As the creator of such cult classics as “Election,” “Sideways,” and “The Descendants,” Alexander Payne has demonstrated his mastery of story. The extras in his films are not just backgrounds or stage hands but integral elements to the narrative.
This post will explore using extras as a critical storytelling tool and discuss some examples of how this technique is employed in Alexander Payne’s work.
What are Extras?
Extras are the individuals who populate your story but do not have any speaking lines or major impact on your characters. They do not affect the plot but instead serve as a figurative and literal stage on which that plot can play out. They allow you to stage a scene without feeling limited by the script, and they can be used to portray a certain atmosphere or mood.

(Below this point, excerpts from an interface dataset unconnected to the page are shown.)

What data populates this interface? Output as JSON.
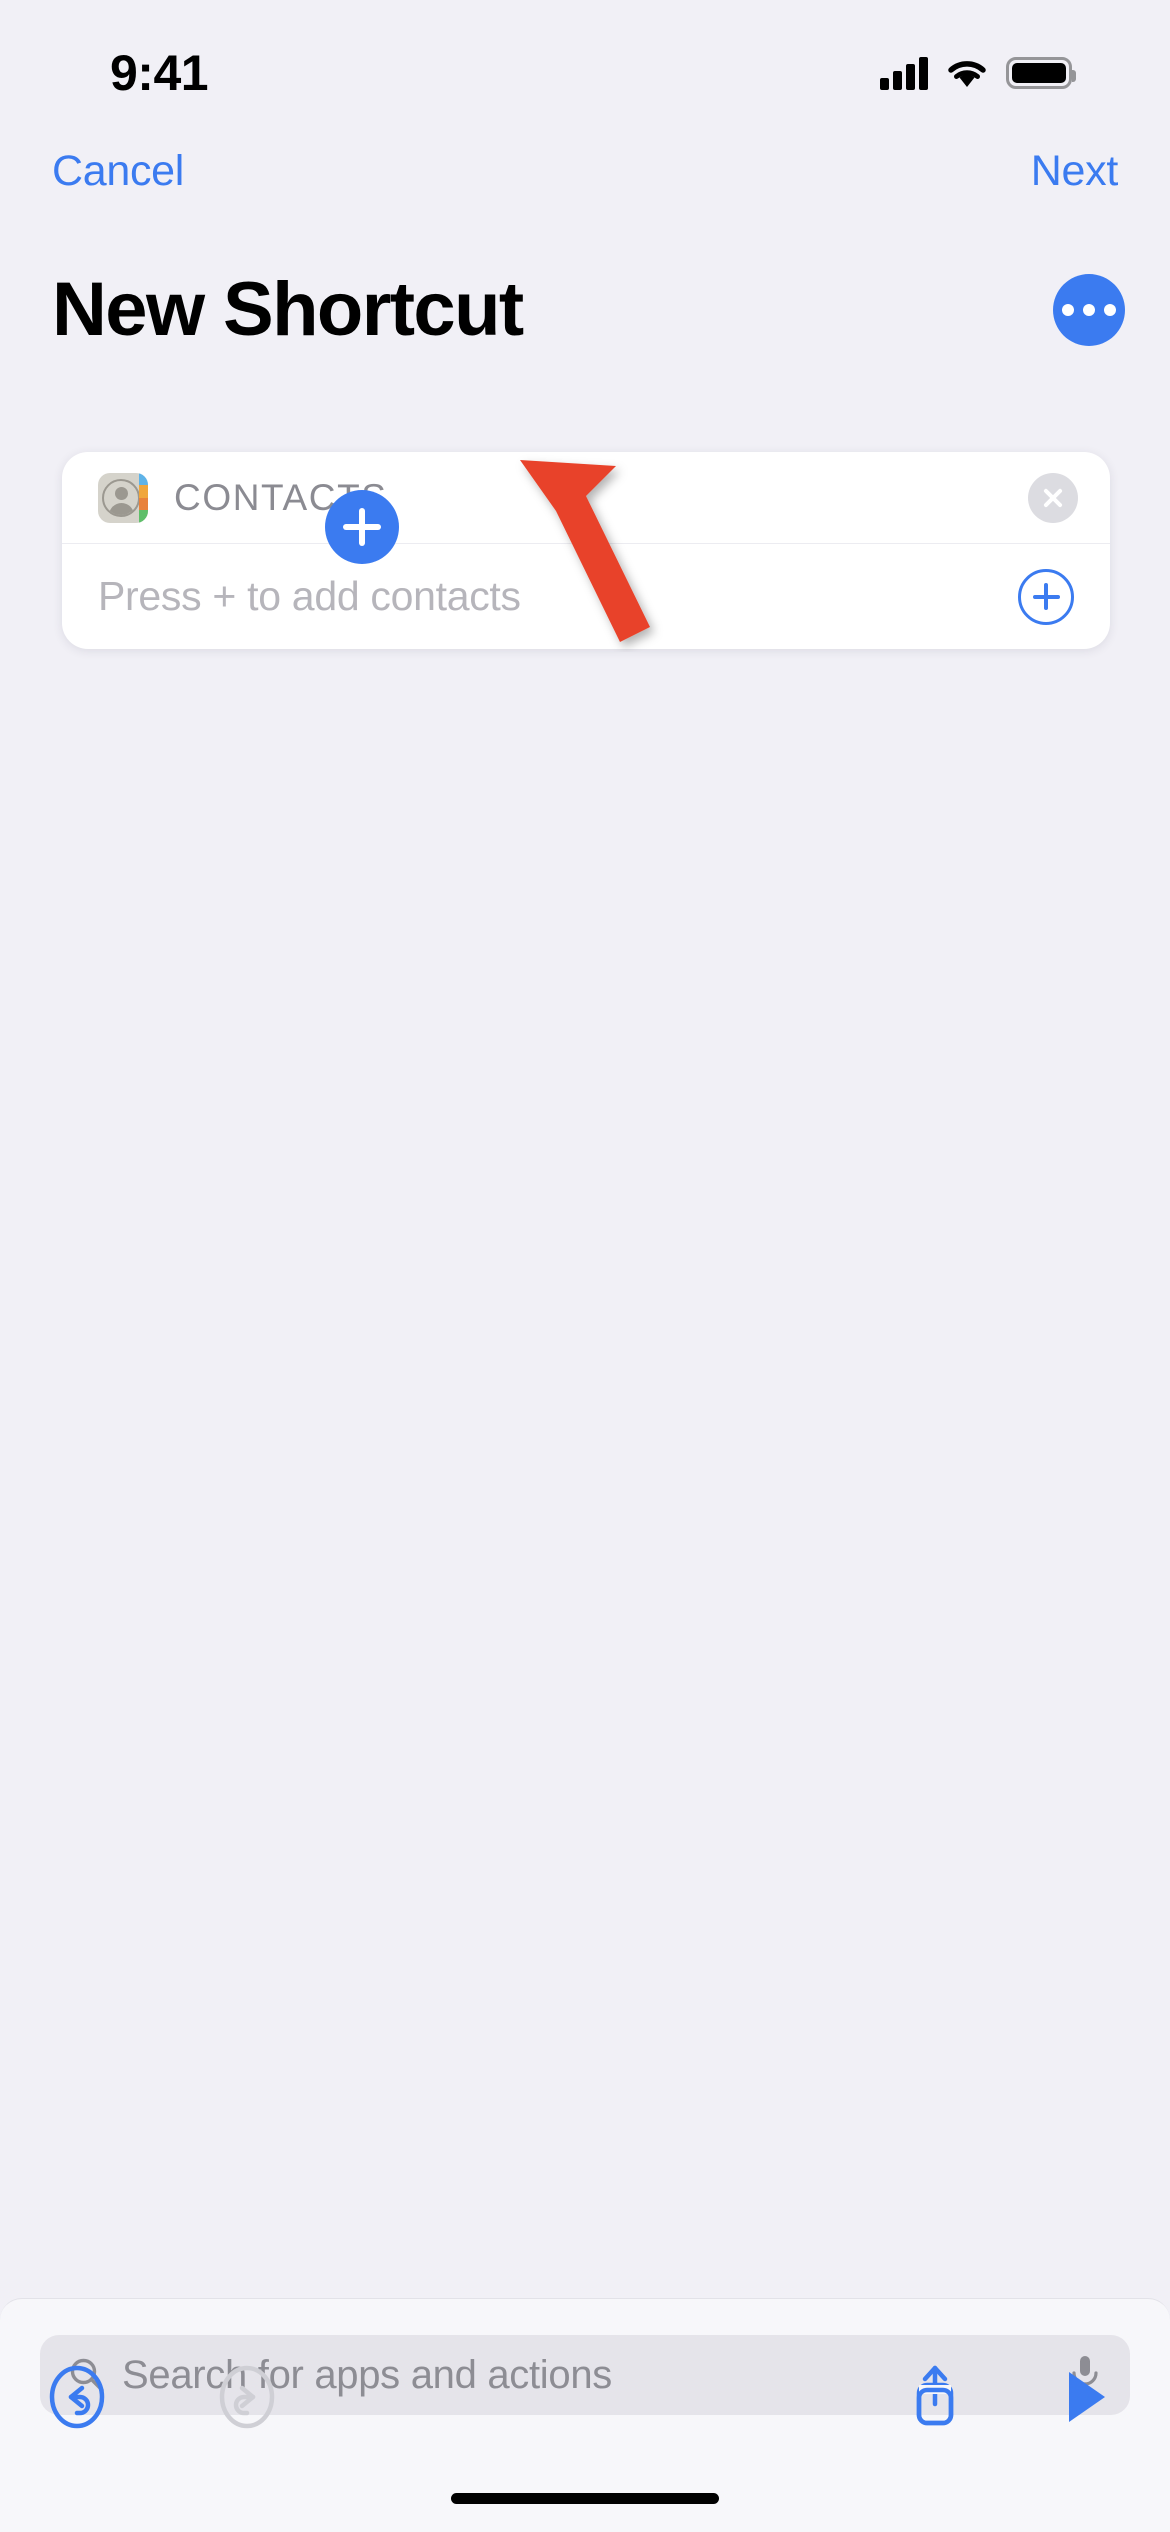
{
  "status_bar": {
    "time": "9:41",
    "cellular_icon": "cellular-signal-icon",
    "wifi_icon": "wifi-icon",
    "battery_icon": "battery-full-icon"
  },
  "nav": {
    "cancel_label": "Cancel",
    "next_label": "Next"
  },
  "header": {
    "title": "New Shortcut",
    "more_button_icon": "ellipsis-icon"
  },
  "action_card": {
    "app_icon": "contacts-app-icon",
    "title": "CONTACTS",
    "close_icon": "close-circle-icon",
    "parameter_placeholder": "Press + to add contacts",
    "add_icon": "plus-circle-icon"
  },
  "add_action_button": {
    "icon": "plus-icon"
  },
  "annotation": {
    "arrow_icon": "red-arrow-up-left-icon",
    "color": "#e8432a"
  },
  "search": {
    "placeholder": "Search for apps and actions",
    "search_icon": "search-icon",
    "mic_icon": "microphone-icon"
  },
  "toolbar": {
    "undo_icon": "undo-icon",
    "redo_icon": "redo-icon",
    "share_icon": "share-icon",
    "run_icon": "play-icon"
  },
  "colors": {
    "accent_blue": "#3b7bf0",
    "background": "#f1f0f6",
    "card_background": "#ffffff",
    "disabled_gray": "#c9c9cf",
    "annotation_red": "#e8432a"
  },
  "home_indicator": "home-indicator"
}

They are called extras because they were originally supposed to be the background. They were paid less than the main actors, so they did not need much training. They were there to fill in the background, making it seem as if your world was more alive and lived in. More recently, however, directors have realized that extras can be used for more than just atmosphere. The natural ebb and flow of extras can add a sense of realism to your scene or script that would otherwise be lost.
Importance of using Extras
Giving our characters backstories, traits, and qualities that we identify and empathize with can be used to create a deeper connection between the audience and characters.
Adding extras in a scene can be used to create a sense of mood or atmosphere that would otherwise be missed. A place could look empty but feel frantic if you have an extra walking around places, or add laughter and bustle as if it were late in the day despite being at night.
Sometimes even the smallest aspects of a scene can be altered if we add extra visual details. What would happen in the same situation with that extra in place? By mixing up the extras with different types of people, you can create more realistic and believable scenarios.
You can create a sense of artificiality in your scene and narrative by creating an artificial setting. Using extras that are not there but do not appear, you can make the scene a bit more surreal and alienating than if you were to use real people.